Provided entries -
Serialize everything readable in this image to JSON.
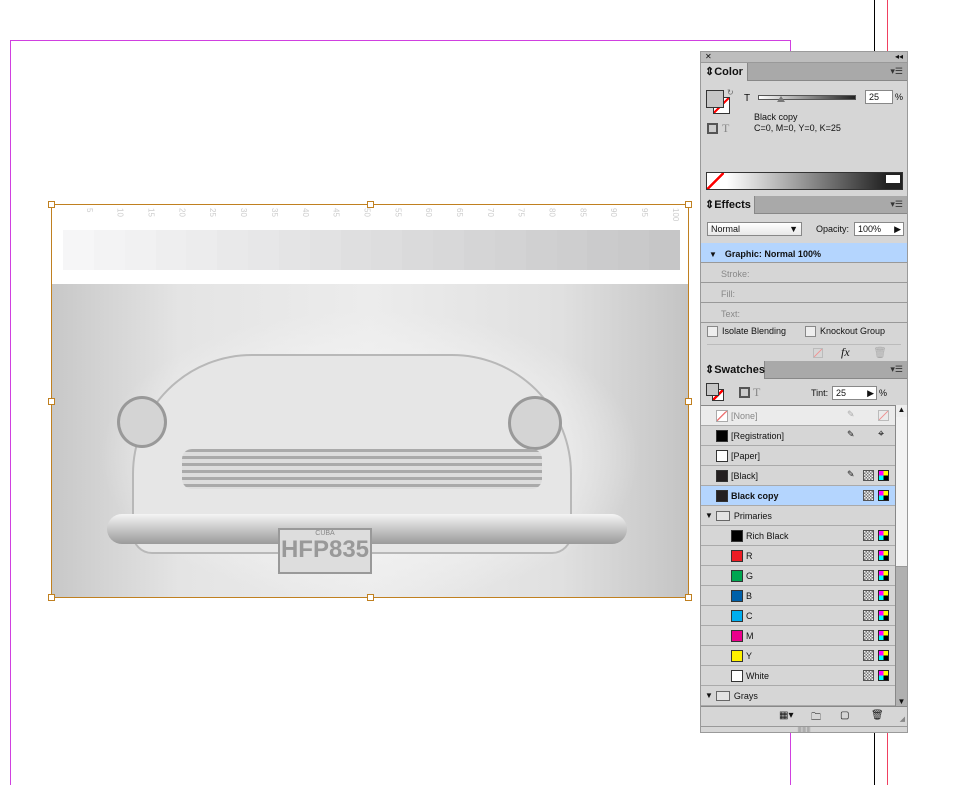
{
  "canvas": {
    "gradient_ticks": [
      "5",
      "10",
      "15",
      "20",
      "25",
      "30",
      "35",
      "40",
      "45",
      "50",
      "55",
      "60",
      "65",
      "70",
      "75",
      "80",
      "85",
      "90",
      "95",
      "100"
    ],
    "license_plate": "HFP835",
    "plate_top": "CUBA"
  },
  "panel": {
    "color": {
      "tab": "Color",
      "slider_label": "T",
      "tint_value": "25",
      "percent": "%",
      "swatch_name": "Black copy",
      "values": "C=0, M=0, Y=0, K=25",
      "tint_level": 25
    },
    "effects": {
      "tab": "Effects",
      "blend_mode": "Normal",
      "opacity_label": "Opacity:",
      "opacity_value": "100%",
      "levels": [
        {
          "label": "Graphic: Normal 100%"
        },
        {
          "label": "Stroke:"
        },
        {
          "label": "Fill:"
        },
        {
          "label": "Text:"
        }
      ],
      "isolate": "Isolate Blending",
      "knockout": "Knockout Group",
      "fx": "fx"
    },
    "swatches": {
      "tab": "Swatches",
      "tint_label": "Tint:",
      "tint_value": "25",
      "percent": "%",
      "items": [
        {
          "name": "[None]",
          "color": "none",
          "indent": 0
        },
        {
          "name": "[Registration]",
          "color": "#000000",
          "indent": 0
        },
        {
          "name": "[Paper]",
          "color": "#ffffff",
          "indent": 0
        },
        {
          "name": "[Black]",
          "color": "#231f20",
          "indent": 0
        },
        {
          "name": "Black copy",
          "color": "#231f20",
          "indent": 0,
          "selected": true
        },
        {
          "name": "Primaries",
          "folder": true
        },
        {
          "name": "Rich Black",
          "color": "#000000",
          "indent": 1
        },
        {
          "name": "R",
          "color": "#ed1c24",
          "indent": 1
        },
        {
          "name": "G",
          "color": "#00a651",
          "indent": 1
        },
        {
          "name": "B",
          "color": "#0060a8",
          "indent": 1
        },
        {
          "name": "C",
          "color": "#00aeef",
          "indent": 1
        },
        {
          "name": "M",
          "color": "#ec008c",
          "indent": 1
        },
        {
          "name": "Y",
          "color": "#fff200",
          "indent": 1
        },
        {
          "name": "White",
          "color": "#ffffff",
          "indent": 1
        },
        {
          "name": "Grays",
          "folder": true
        }
      ]
    }
  }
}
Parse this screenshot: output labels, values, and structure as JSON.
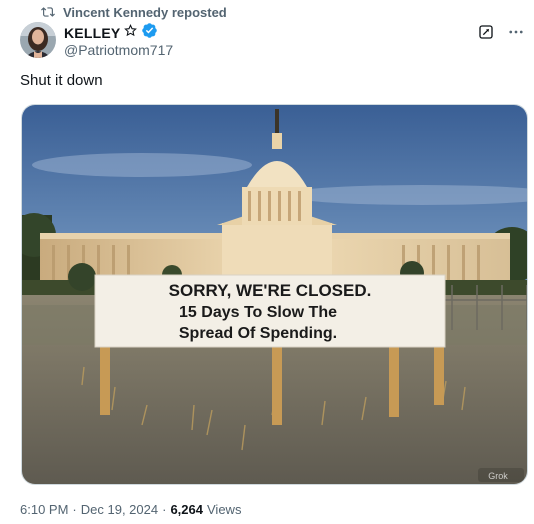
{
  "repost": {
    "text": "Vincent Kennedy reposted",
    "icon": "repost-icon"
  },
  "author": {
    "name": "KELLEY",
    "handle": "@Patriotmom717",
    "badges": [
      "star-icon",
      "verified-badge-icon"
    ]
  },
  "actions": {
    "grok": "grok-icon",
    "more": "more-icon"
  },
  "tweet": {
    "text": "Shut it down"
  },
  "media": {
    "sign_line1": "SORRY, WE'RE CLOSED.",
    "sign_line2": "15 Days To Slow The",
    "sign_line3": "Spread Of Spending.",
    "watermark": "Grok"
  },
  "meta": {
    "time": "6:10 PM",
    "sep1": "·",
    "date": "Dec 19, 2024",
    "sep2": "·",
    "views_count": "6,264",
    "views_label": "Views"
  },
  "colors": {
    "accent": "#1d9bf0",
    "muted": "#536471",
    "text": "#0f1419"
  }
}
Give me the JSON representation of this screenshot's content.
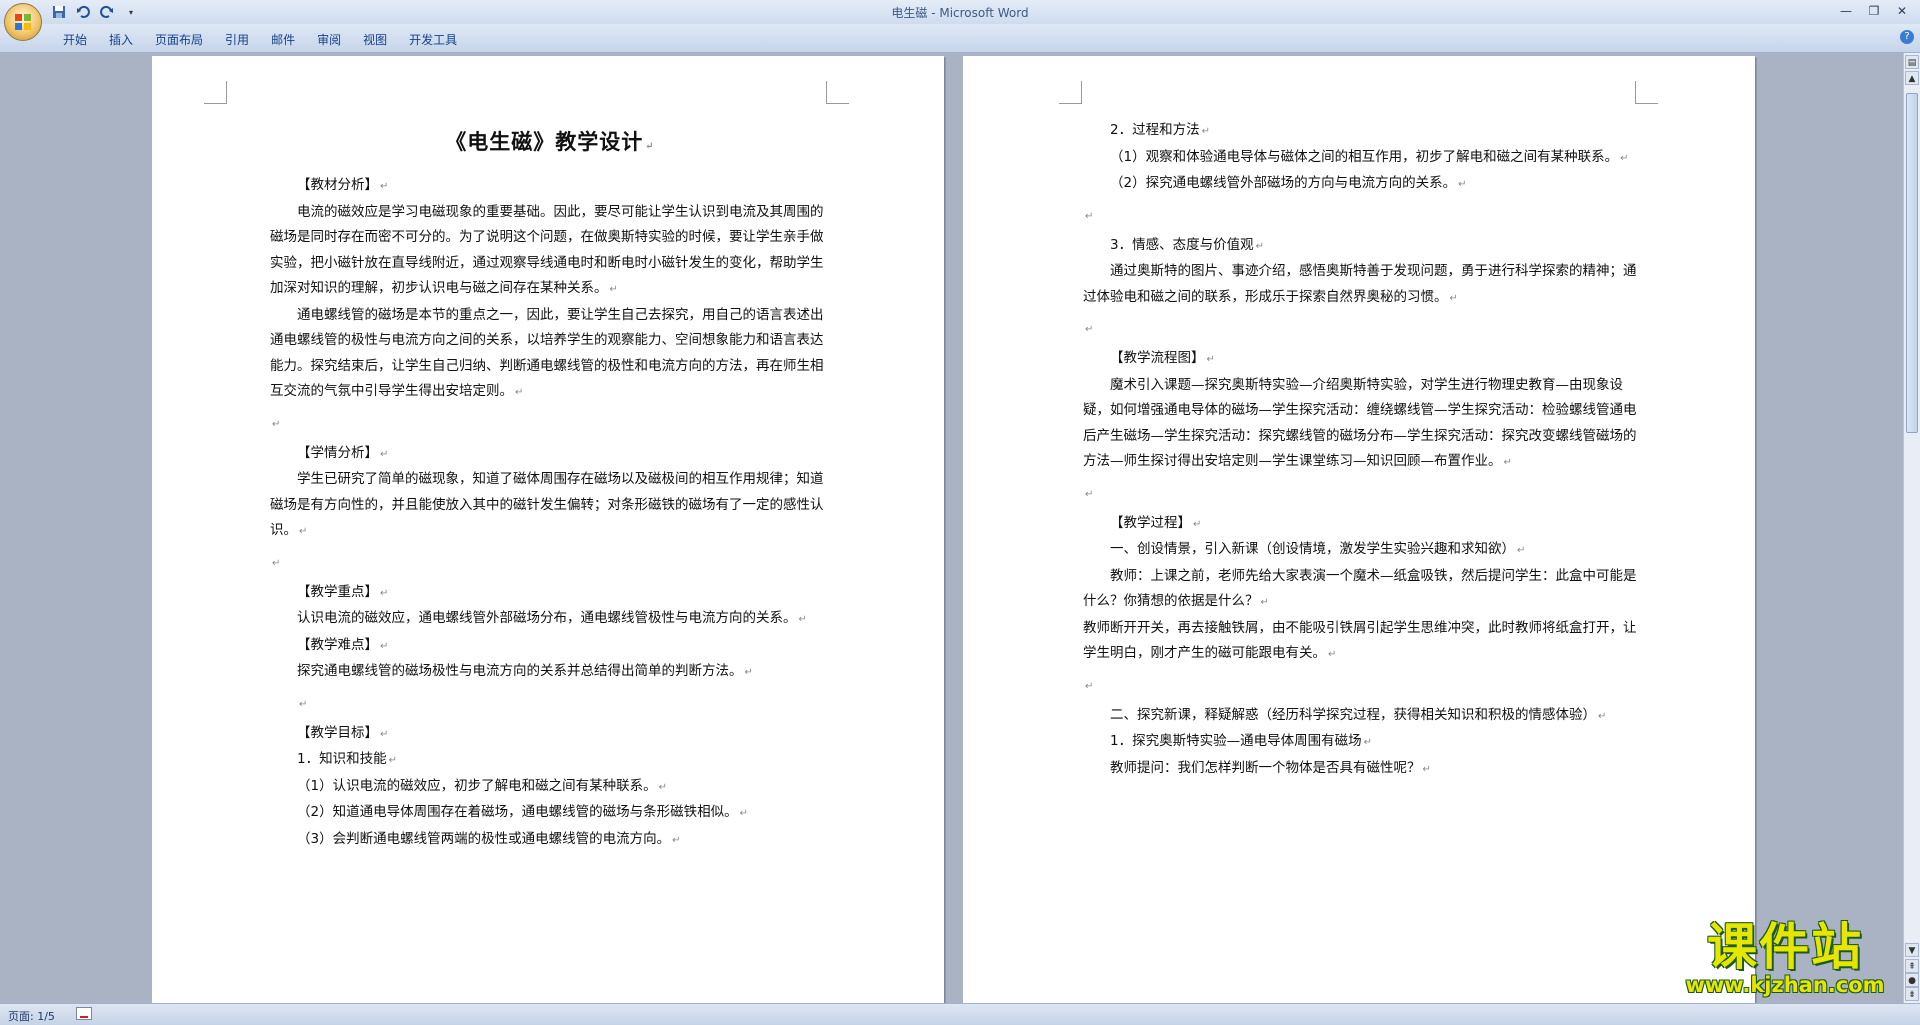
{
  "window": {
    "doc_name": "电生磁",
    "app_name": "Microsoft Word",
    "separator": " - "
  },
  "ribbon": {
    "tabs": [
      "开始",
      "插入",
      "页面布局",
      "引用",
      "邮件",
      "审阅",
      "视图",
      "开发工具"
    ]
  },
  "icons": {
    "office_button": "office-logo-icon",
    "save": "save-icon",
    "undo": "undo-icon",
    "redo": "redo-icon",
    "customize": "qat-dropdown-icon",
    "help": "help-icon"
  },
  "page1": {
    "title": "《电生磁》教学设计",
    "h_material": "【教材分析】",
    "p_material_1": "电流的磁效应是学习电磁现象的重要基础。因此，要尽可能让学生认识到电流及其周围的磁场是同时存在而密不可分的。为了说明这个问题，在做奥斯特实验的时候，要让学生亲手做实验，把小磁针放在直导线附近，通过观察导线通电时和断电时小磁针发生的变化，帮助学生加深对知识的理解，初步认识电与磁之间存在某种关系。",
    "p_material_2": "通电螺线管的磁场是本节的重点之一，因此，要让学生自己去探究，用自己的语言表述出通电螺线管的极性与电流方向之间的关系，以培养学生的观察能力、空间想象能力和语言表达能力。探究结束后，让学生自己归纳、判断通电螺线管的极性和电流方向的方法，再在师生相互交流的气氛中引导学生得出安培定则。",
    "h_students": "【学情分析】",
    "p_students": "学生已研究了简单的磁现象，知道了磁体周围存在磁场以及磁极间的相互作用规律；知道磁场是有方向性的，并且能使放入其中的磁针发生偏转；对条形磁铁的磁场有了一定的感性认识。",
    "h_key": "【教学重点】",
    "p_key": "认识电流的磁效应，通电螺线管外部磁场分布，通电螺线管极性与电流方向的关系。",
    "h_difficult": "【教学难点】",
    "p_difficult": "探究通电螺线管的磁场极性与电流方向的关系并总结得出简单的判断方法。",
    "h_goals": "【教学目标】",
    "g1": "1．知识和技能",
    "g1_1": "（1）认识电流的磁效应，初步了解电和磁之间有某种联系。",
    "g1_2": "（2）知道通电导体周围存在着磁场，通电螺线管的磁场与条形磁铁相似。",
    "g1_3": "（3）会判断通电螺线管两端的极性或通电螺线管的电流方向。"
  },
  "page2": {
    "g2": "2．过程和方法",
    "g2_1": "（1）观察和体验通电导体与磁体之间的相互作用，初步了解电和磁之间有某种联系。",
    "g2_2": "（2）探究通电螺线管外部磁场的方向与电流方向的关系。",
    "g3": "3．情感、态度与价值观",
    "p_values": "通过奥斯特的图片、事迹介绍，感悟奥斯特善于发现问题，勇于进行科学探索的精神；通过体验电和磁之间的联系，形成乐于探索自然界奥秘的习惯。",
    "h_flow": "【教学流程图】",
    "p_flow": "魔术引入课题—探究奥斯特实验—介绍奥斯特实验，对学生进行物理史教育—由现象设疑，如何增强通电导体的磁场—学生探究活动：缠绕螺线管—学生探究活动：检验螺线管通电后产生磁场—学生探究活动：探究螺线管的磁场分布—学生探究活动：探究改变螺线管磁场的方法—师生探讨得出安培定则—学生课堂练习—知识回顾—布置作业。",
    "h_process": "【教学过程】",
    "s1": "一、创设情景，引入新课（创设情境，激发学生实验兴趣和求知欲）",
    "s1_p1": "教师：上课之前，老师先给大家表演一个魔术—纸盒吸铁，然后提问学生：此盒中可能是什么？你猜想的依据是什么？",
    "s1_p2": "教师断开开关，再去接触铁屑，由不能吸引铁屑引起学生思维冲突，此时教师将纸盒打开，让学生明白，刚才产生的磁可能跟电有关。",
    "s2": "二、探究新课，释疑解惑（经历科学探究过程，获得相关知识和积极的情感体验）",
    "s2_1": "1．探究奥斯特实验—通电导体周围有磁场",
    "s2_p1": "教师提问：我们怎样判断一个物体是否具有磁性呢？"
  },
  "status": {
    "page_indicator": "页面: 1/5"
  },
  "watermark": {
    "main": "课件站",
    "url": "www.kjzhan.com"
  }
}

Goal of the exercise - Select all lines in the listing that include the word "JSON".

Expected answer -
Serialize everything readable in this image to JSON.
Parse this screenshot: output labels, values, and structure as JSON.
Give me the JSON representation of this screenshot's content.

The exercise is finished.